Aim of the task:
For each line below, check for "this"; give only the total of lines where it occurs.

Data under study:
==================================================

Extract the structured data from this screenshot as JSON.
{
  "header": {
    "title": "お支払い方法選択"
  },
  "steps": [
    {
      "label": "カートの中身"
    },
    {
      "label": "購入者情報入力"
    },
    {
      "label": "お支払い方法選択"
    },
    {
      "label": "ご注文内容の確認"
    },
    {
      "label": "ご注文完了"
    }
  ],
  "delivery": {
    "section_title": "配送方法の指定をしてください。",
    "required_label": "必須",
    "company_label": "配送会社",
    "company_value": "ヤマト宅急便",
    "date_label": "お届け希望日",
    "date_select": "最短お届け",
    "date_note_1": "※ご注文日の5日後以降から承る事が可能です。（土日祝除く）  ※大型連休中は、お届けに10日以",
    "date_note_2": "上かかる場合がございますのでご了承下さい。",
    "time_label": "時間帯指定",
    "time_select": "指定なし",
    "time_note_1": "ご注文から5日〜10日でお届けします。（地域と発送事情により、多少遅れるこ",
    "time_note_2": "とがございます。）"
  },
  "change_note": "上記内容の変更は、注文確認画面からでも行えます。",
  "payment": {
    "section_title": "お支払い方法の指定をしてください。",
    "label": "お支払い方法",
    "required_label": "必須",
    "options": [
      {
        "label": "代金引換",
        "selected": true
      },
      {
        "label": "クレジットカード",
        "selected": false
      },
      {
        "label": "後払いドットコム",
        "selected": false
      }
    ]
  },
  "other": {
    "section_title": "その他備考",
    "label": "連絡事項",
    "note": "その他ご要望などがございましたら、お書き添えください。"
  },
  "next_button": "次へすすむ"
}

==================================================

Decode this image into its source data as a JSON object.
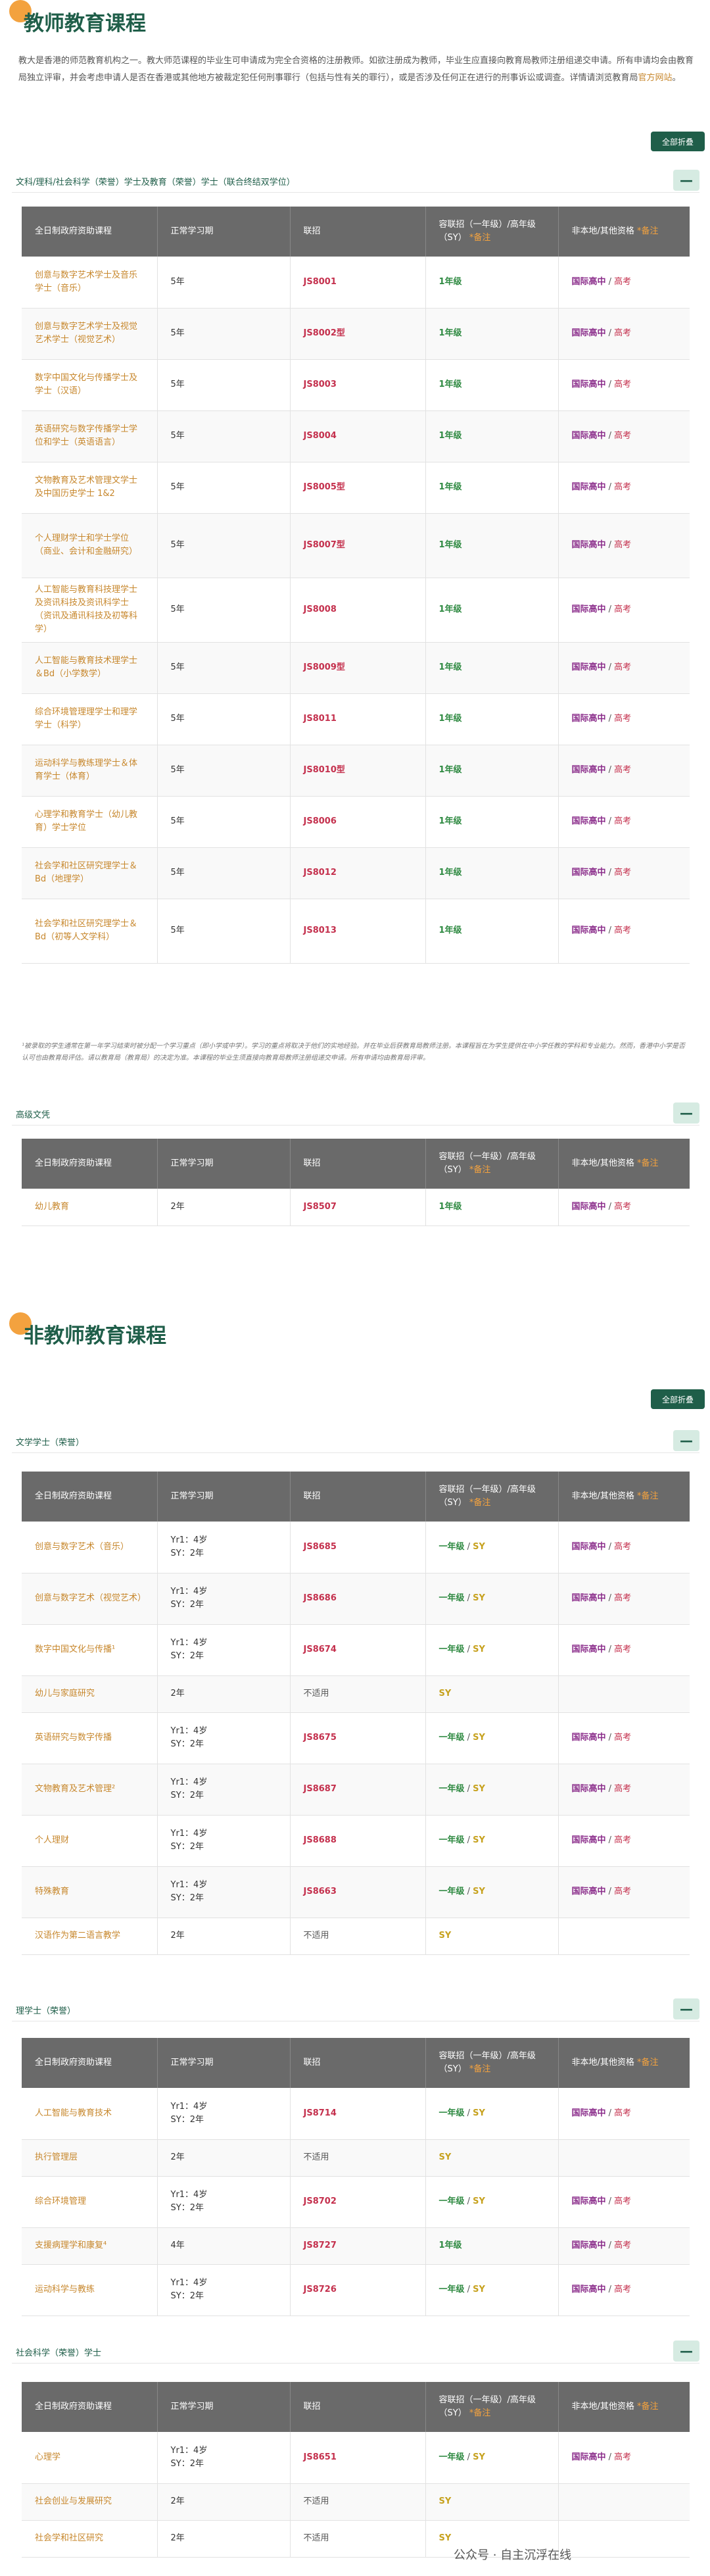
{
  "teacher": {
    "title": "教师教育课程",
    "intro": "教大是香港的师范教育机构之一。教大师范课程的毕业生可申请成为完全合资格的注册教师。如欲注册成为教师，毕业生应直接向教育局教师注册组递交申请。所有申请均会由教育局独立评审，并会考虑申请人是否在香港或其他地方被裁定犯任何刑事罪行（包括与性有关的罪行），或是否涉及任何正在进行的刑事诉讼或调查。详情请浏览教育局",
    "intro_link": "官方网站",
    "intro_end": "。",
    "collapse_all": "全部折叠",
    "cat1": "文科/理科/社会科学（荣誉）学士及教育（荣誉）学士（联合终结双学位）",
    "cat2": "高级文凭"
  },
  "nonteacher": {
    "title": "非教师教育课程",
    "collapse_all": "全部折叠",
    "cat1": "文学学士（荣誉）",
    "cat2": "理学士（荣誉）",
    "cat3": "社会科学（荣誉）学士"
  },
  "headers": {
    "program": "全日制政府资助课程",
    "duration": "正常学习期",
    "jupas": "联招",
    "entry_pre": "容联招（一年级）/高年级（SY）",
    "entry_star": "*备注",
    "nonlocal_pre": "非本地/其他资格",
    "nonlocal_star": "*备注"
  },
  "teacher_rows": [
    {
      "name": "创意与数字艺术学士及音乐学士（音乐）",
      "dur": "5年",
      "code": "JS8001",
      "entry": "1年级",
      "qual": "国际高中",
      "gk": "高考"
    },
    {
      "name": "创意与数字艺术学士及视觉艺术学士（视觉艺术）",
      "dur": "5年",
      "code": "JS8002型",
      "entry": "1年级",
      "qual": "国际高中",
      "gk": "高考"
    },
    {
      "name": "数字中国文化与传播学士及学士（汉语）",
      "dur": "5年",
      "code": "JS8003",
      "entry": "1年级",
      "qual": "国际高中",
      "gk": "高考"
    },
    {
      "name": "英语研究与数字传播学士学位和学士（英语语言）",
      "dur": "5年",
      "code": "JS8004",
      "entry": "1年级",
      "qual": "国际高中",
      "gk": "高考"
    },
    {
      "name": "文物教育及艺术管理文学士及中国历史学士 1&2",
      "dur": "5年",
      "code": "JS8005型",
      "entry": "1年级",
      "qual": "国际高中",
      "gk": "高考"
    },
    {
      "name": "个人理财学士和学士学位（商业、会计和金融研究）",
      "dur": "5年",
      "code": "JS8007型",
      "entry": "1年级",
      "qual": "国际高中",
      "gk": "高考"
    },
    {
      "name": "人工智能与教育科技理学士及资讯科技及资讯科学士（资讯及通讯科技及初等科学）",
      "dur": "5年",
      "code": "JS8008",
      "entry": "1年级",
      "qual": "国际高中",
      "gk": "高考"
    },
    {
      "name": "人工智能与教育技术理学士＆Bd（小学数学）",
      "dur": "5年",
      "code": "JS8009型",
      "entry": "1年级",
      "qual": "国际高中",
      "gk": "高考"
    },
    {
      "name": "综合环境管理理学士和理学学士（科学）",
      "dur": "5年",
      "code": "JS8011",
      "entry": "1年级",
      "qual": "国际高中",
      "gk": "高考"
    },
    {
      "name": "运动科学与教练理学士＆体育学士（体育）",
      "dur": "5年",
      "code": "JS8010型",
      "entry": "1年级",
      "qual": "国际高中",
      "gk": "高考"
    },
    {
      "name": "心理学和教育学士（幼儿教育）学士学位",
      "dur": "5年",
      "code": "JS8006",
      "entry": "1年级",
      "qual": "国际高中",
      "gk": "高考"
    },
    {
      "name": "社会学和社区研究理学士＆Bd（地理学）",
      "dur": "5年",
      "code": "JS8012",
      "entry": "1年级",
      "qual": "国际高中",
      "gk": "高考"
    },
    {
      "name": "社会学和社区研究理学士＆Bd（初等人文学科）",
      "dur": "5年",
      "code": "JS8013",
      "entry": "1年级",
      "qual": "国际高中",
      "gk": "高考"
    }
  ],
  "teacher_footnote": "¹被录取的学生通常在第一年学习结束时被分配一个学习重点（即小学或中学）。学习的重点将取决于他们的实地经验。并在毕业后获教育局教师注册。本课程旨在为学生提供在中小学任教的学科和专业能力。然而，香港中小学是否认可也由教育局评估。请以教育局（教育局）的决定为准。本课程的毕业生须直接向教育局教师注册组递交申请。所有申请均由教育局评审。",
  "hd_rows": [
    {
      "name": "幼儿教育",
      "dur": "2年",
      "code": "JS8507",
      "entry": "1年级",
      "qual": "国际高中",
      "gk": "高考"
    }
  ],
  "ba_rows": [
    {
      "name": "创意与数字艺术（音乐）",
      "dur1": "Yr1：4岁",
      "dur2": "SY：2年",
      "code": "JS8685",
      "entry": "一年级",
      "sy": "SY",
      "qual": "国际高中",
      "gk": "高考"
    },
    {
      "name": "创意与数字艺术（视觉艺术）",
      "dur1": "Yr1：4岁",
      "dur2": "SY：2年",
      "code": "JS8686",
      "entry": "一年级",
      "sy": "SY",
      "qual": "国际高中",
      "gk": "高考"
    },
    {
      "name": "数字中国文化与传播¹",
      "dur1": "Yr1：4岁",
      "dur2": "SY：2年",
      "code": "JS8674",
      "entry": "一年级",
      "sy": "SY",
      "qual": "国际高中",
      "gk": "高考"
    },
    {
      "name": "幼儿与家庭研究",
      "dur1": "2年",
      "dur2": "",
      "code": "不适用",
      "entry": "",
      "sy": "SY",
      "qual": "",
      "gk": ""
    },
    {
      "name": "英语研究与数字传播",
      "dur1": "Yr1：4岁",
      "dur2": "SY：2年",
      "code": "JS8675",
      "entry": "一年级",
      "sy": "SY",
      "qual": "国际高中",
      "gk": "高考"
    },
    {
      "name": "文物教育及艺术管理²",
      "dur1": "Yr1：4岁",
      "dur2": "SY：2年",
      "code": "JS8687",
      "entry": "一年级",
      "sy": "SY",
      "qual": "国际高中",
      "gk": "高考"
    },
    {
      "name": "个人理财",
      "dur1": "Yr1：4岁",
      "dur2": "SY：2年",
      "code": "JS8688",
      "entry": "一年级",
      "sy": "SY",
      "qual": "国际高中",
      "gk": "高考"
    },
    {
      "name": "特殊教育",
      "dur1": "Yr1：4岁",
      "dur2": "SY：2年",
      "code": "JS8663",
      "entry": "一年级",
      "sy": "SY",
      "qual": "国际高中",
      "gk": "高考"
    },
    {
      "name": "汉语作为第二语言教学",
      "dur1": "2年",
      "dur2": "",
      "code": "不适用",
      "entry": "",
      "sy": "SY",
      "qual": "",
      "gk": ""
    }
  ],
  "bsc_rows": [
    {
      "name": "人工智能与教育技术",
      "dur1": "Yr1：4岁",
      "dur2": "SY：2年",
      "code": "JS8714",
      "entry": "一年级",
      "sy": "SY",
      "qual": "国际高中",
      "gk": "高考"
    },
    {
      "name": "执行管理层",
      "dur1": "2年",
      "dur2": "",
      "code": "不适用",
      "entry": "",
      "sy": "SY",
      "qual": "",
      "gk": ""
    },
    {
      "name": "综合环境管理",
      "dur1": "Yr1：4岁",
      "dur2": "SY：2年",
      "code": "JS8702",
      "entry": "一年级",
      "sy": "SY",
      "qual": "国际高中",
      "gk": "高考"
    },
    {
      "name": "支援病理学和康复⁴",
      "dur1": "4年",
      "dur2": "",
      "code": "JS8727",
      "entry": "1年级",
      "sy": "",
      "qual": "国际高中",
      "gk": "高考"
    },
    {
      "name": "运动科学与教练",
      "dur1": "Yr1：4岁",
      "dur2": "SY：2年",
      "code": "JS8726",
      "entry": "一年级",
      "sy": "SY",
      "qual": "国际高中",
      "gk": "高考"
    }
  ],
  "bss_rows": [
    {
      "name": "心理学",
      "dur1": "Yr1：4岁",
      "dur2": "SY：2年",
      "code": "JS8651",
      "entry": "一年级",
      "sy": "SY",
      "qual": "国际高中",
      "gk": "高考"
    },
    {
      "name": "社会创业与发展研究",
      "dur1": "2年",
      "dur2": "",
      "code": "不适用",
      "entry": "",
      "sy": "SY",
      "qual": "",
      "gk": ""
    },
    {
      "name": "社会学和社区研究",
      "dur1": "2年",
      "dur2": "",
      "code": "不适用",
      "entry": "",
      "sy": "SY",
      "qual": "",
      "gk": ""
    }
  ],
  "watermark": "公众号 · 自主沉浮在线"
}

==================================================

Solution:
2